Industry must be prepared, along with the Crown, to defend its consultation process and the adequacy of the accommodation measures proposed. The court cases of Platinex Inc. v. Kitchenuhmaykoosib, and Frontenac Ventures Corp. and the Algonquin First Nation, make for an interesting study and are excellent examples of where we may be headed. Check them out — as guiding lights on what not to do.

However, for many years now processes have been working. There are literally hundreds of examples of industry best practices available, and good work and much success have been achieved.

Remember, Aboriginal community characteristics are different from those of the communities most of you are familiar with. If you deal with Aboriginal people only on a business basis, then your consultation processes will not begin well and may even be doomed.’

Anti-Industry? No Way
Aboriginal groups really are searching for viable economic development opportunities. Education support leading to employment and training is considered an economic as well as social priority.
Statistics from the Northeastern Alberta Aboriginal Business Association in Fort McMurray show that about $500 million worth of business with Aboriginals is currently carried out in the Regional Municipality of Wood Buffalo each year. That number could rise to $1.5 billion by 2015.

The Fort McKay First Nation does about $20 million per year with Albian Sands alone.

“We are not against development, but our ways must be respected,” said Elder Joe Crowshoe, Piikani First Nation, in 1986. “Aboriginal awareness training for industry: go and learn as much about us as you can, for the same reasons we learned all about you. We know your language, studied your religions, learned your laws, are experiencing your justice systems and know your cultures. I wish you could say the same.”
Aboriginal governments, community leaders, groups of elders, organizations and businesses all agree that the key to effective, positive, durable relationships is mutual respect leading to trust. Listening and learning brings knowledge, comfort and understanding.

Consultation is a must; sincerity and long-term commitments must be clearly demonstrated. Learning how is the challenge.

Corporate Aboriginal community initiatives are an investment, not just an expense — and once committed will go on for a long time.

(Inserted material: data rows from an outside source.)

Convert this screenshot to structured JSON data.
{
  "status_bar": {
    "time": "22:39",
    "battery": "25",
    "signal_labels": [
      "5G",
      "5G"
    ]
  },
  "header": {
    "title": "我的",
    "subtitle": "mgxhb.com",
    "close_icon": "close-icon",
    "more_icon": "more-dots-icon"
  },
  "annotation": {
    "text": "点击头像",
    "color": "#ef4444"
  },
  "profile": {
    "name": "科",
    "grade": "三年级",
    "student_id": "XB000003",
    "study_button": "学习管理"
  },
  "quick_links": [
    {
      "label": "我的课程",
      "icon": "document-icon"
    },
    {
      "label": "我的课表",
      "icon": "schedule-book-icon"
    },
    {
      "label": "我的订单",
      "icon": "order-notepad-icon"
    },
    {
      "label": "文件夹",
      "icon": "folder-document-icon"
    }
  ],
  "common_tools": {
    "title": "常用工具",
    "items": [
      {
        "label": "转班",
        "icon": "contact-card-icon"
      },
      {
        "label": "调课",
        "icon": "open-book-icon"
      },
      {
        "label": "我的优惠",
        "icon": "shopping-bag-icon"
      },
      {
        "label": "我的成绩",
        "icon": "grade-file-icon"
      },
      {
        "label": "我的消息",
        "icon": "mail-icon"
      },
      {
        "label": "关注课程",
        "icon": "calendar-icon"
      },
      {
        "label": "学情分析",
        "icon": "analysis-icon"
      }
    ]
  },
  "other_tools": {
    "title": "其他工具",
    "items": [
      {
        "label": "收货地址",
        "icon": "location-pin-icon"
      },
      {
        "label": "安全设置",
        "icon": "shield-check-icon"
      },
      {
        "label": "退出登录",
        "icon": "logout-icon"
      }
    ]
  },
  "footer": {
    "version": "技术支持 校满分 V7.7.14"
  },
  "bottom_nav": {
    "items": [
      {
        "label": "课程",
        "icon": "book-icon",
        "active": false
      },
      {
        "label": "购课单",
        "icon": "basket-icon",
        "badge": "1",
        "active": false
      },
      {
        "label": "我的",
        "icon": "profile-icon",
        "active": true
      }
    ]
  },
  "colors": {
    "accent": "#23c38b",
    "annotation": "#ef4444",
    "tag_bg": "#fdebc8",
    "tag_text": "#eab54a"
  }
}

There are many more such success stories in which challenges have been overcome for mutual benefit. It all comes down to us all getting along, and to do that we must dispel the myths, check out what we base our opinions on, learn everything we can about each other, and demonstrate care and respect for each other.

And There’s More
Where are traditional lands and who has jurisdictional authority? Are there maps available so industry can determine whether or not it is eyeing traditional territory? Who does industry begin discussions with, and where and what are the expected protocols required to proceed?

Do the various tribes and the Métis that claim the same traditional lands — which they may use for different purposes — have agreements in place among themselves? And if these agreements are in place, can industry get copies so it can learn what’s required?

That’s a whole other dynamic in consultation, which I’ll address in a future column.